(Items from an interface collection)
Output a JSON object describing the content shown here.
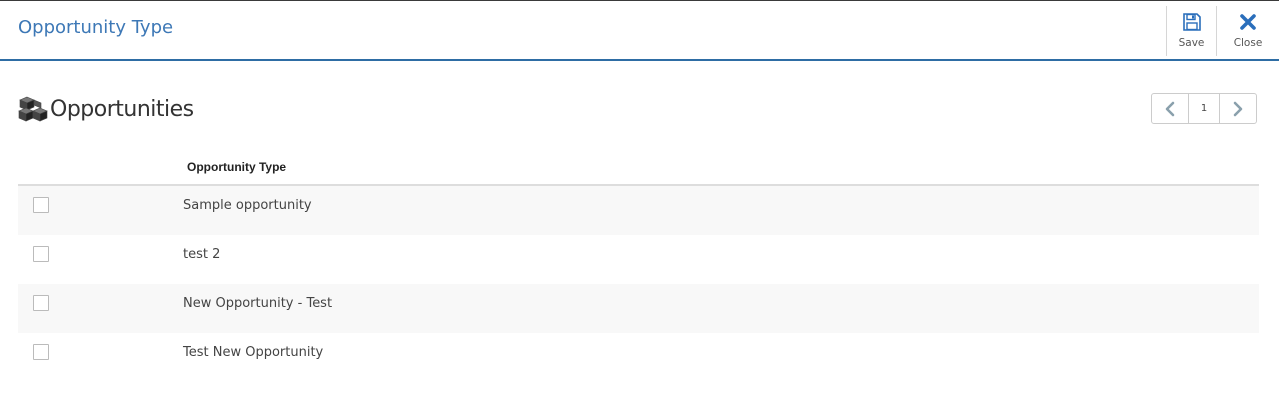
{
  "header": {
    "title": "Opportunity Type",
    "actions": {
      "save_label": "Save",
      "close_label": "Close"
    }
  },
  "section": {
    "title": "Opportunities",
    "icon": "cubes-icon"
  },
  "pager": {
    "current_page": "1",
    "prev_icon": "chevron-left-icon",
    "next_icon": "chevron-right-icon"
  },
  "table": {
    "columns": [
      "Opportunity Type"
    ],
    "rows": [
      {
        "opportunity_type": "Sample opportunity",
        "checked": false
      },
      {
        "opportunity_type": "test 2",
        "checked": false
      },
      {
        "opportunity_type": "New Opportunity - Test",
        "checked": false
      },
      {
        "opportunity_type": "Test New Opportunity",
        "checked": false
      }
    ]
  },
  "colors": {
    "accent": "#3d78b6",
    "header_border": "#2e6da4",
    "row_stripe": "#f8f8f8",
    "close_icon": "#2a6ebb"
  }
}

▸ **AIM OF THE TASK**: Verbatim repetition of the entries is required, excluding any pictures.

▸ **SOLUTION TO THIS TASK**:
Output a JSON object describing the content shown here.
{
  "header": {
    "title": "Opportunity Type",
    "actions": {
      "save_label": "Save",
      "close_label": "Close"
    }
  },
  "section": {
    "title": "Opportunities",
    "icon": "cubes-icon"
  },
  "pager": {
    "current_page": "1",
    "prev_icon": "chevron-left-icon",
    "next_icon": "chevron-right-icon"
  },
  "table": {
    "columns": [
      "Opportunity Type"
    ],
    "rows": [
      {
        "opportunity_type": "Sample opportunity",
        "checked": false
      },
      {
        "opportunity_type": "test 2",
        "checked": false
      },
      {
        "opportunity_type": "New Opportunity - Test",
        "checked": false
      },
      {
        "opportunity_type": "Test New Opportunity",
        "checked": false
      }
    ]
  },
  "colors": {
    "accent": "#3d78b6",
    "header_border": "#2e6da4",
    "row_stripe": "#f8f8f8",
    "close_icon": "#2a6ebb"
  }
}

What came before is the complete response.